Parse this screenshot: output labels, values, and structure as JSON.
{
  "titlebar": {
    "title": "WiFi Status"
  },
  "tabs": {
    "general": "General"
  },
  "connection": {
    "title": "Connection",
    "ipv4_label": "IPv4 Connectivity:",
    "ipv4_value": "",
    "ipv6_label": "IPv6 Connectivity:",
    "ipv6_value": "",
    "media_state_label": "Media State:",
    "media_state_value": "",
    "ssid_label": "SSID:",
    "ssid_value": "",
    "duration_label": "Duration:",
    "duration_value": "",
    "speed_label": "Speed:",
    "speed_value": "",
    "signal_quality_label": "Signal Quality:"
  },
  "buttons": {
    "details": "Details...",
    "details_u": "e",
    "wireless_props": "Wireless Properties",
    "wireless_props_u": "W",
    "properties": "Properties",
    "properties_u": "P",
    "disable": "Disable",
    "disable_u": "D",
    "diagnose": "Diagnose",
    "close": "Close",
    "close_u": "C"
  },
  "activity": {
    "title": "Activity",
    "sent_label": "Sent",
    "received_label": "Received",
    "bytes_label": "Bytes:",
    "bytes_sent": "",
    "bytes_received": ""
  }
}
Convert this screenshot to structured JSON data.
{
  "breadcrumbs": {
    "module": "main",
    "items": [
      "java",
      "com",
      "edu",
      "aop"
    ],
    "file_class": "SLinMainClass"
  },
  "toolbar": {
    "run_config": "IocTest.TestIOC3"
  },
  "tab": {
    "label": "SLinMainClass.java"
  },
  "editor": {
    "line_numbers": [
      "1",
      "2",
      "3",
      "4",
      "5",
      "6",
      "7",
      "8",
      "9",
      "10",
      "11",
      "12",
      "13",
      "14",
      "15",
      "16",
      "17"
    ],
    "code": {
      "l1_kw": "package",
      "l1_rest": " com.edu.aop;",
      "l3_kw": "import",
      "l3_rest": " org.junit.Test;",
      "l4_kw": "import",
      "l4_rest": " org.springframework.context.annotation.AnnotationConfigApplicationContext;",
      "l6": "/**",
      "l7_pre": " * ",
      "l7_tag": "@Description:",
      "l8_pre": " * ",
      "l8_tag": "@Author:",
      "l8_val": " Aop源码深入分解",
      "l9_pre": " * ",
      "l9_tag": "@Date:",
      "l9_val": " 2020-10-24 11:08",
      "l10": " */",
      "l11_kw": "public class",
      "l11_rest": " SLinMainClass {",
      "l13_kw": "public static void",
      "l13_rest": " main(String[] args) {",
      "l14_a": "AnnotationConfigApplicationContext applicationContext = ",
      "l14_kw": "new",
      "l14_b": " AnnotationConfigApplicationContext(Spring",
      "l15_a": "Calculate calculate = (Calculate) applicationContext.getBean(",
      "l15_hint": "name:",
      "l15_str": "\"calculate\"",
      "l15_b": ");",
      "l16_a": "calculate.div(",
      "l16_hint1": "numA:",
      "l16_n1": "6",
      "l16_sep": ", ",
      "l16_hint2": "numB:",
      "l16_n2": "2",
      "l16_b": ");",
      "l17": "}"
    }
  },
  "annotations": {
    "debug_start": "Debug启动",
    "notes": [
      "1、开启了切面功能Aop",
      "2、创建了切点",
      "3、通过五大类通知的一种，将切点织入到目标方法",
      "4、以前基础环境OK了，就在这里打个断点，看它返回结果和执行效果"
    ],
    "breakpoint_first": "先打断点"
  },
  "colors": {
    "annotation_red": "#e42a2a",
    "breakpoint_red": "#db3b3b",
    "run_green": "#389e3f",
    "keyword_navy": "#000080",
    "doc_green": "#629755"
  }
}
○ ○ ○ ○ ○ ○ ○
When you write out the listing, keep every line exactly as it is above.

→ **Task output**
Parse this screenshot: output labels, values, and structure as JSON.
{
  "titlebar": {
    "title": "WiFi Status"
  },
  "tabs": {
    "general": "General"
  },
  "connection": {
    "title": "Connection",
    "ipv4_label": "IPv4 Connectivity:",
    "ipv4_value": "",
    "ipv6_label": "IPv6 Connectivity:",
    "ipv6_value": "",
    "media_state_label": "Media State:",
    "media_state_value": "",
    "ssid_label": "SSID:",
    "ssid_value": "",
    "duration_label": "Duration:",
    "duration_value": "",
    "speed_label": "Speed:",
    "speed_value": "",
    "signal_quality_label": "Signal Quality:"
  },
  "buttons": {
    "details": "Details...",
    "details_u": "e",
    "wireless_props": "Wireless Properties",
    "wireless_props_u": "W",
    "properties": "Properties",
    "properties_u": "P",
    "disable": "Disable",
    "disable_u": "D",
    "diagnose": "Diagnose",
    "close": "Close",
    "close_u": "C"
  },
  "activity": {
    "title": "Activity",
    "sent_label": "Sent",
    "received_label": "Received",
    "bytes_label": "Bytes:",
    "bytes_sent": "",
    "bytes_received": ""
  }
}
Convert this screenshot to structured JSON data.
{
  "breadcrumbs": {
    "module": "main",
    "items": [
      "java",
      "com",
      "edu",
      "aop"
    ],
    "file_class": "SLinMainClass"
  },
  "toolbar": {
    "run_config": "IocTest.TestIOC3"
  },
  "tab": {
    "label": "SLinMainClass.java"
  },
  "editor": {
    "line_numbers": [
      "1",
      "2",
      "3",
      "4",
      "5",
      "6",
      "7",
      "8",
      "9",
      "10",
      "11",
      "12",
      "13",
      "14",
      "15",
      "16",
      "17"
    ],
    "code": {
      "l1_kw": "package",
      "l1_rest": " com.edu.aop;",
      "l3_kw": "import",
      "l3_rest": " org.junit.Test;",
      "l4_kw": "import",
      "l4_rest": " org.springframework.context.annotation.AnnotationConfigApplicationContext;",
      "l6": "/**",
      "l7_pre": " * ",
      "l7_tag": "@Description:",
      "l8_pre": " * ",
      "l8_tag": "@Author:",
      "l8_val": " Aop源码深入分解",
      "l9_pre": " * ",
      "l9_tag": "@Date:",
      "l9_val": " 2020-10-24 11:08",
      "l10": " */",
      "l11_kw": "public class",
      "l11_rest": " SLinMainClass {",
      "l13_kw": "public static void",
      "l13_rest": " main(String[] args) {",
      "l14_a": "AnnotationConfigApplicationContext applicationContext = ",
      "l14_kw": "new",
      "l14_b": " AnnotationConfigApplicationContext(Spring",
      "l15_a": "Calculate calculate = (Calculate) applicationContext.getBean(",
      "l15_hint": "name:",
      "l15_str": "\"calculate\"",
      "l15_b": ");",
      "l16_a": "calculate.div(",
      "l16_hint1": "numA:",
      "l16_n1": "6",
      "l16_sep": ", ",
      "l16_hint2": "numB:",
      "l16_n2": "2",
      "l16_b": ");",
      "l17": "}"
    }
  },
  "annotations": {
    "debug_start": "Debug启动",
    "notes": [
      "1、开启了切面功能Aop",
      "2、创建了切点",
      "3、通过五大类通知的一种，将切点织入到目标方法",
      "4、以前基础环境OK了，就在这里打个断点，看它返回结果和执行效果"
    ],
    "breakpoint_first": "先打断点"
  },
  "colors": {
    "annotation_red": "#e42a2a",
    "breakpoint_red": "#db3b3b",
    "run_green": "#389e3f",
    "keyword_navy": "#000080",
    "doc_green": "#629755"
  }
}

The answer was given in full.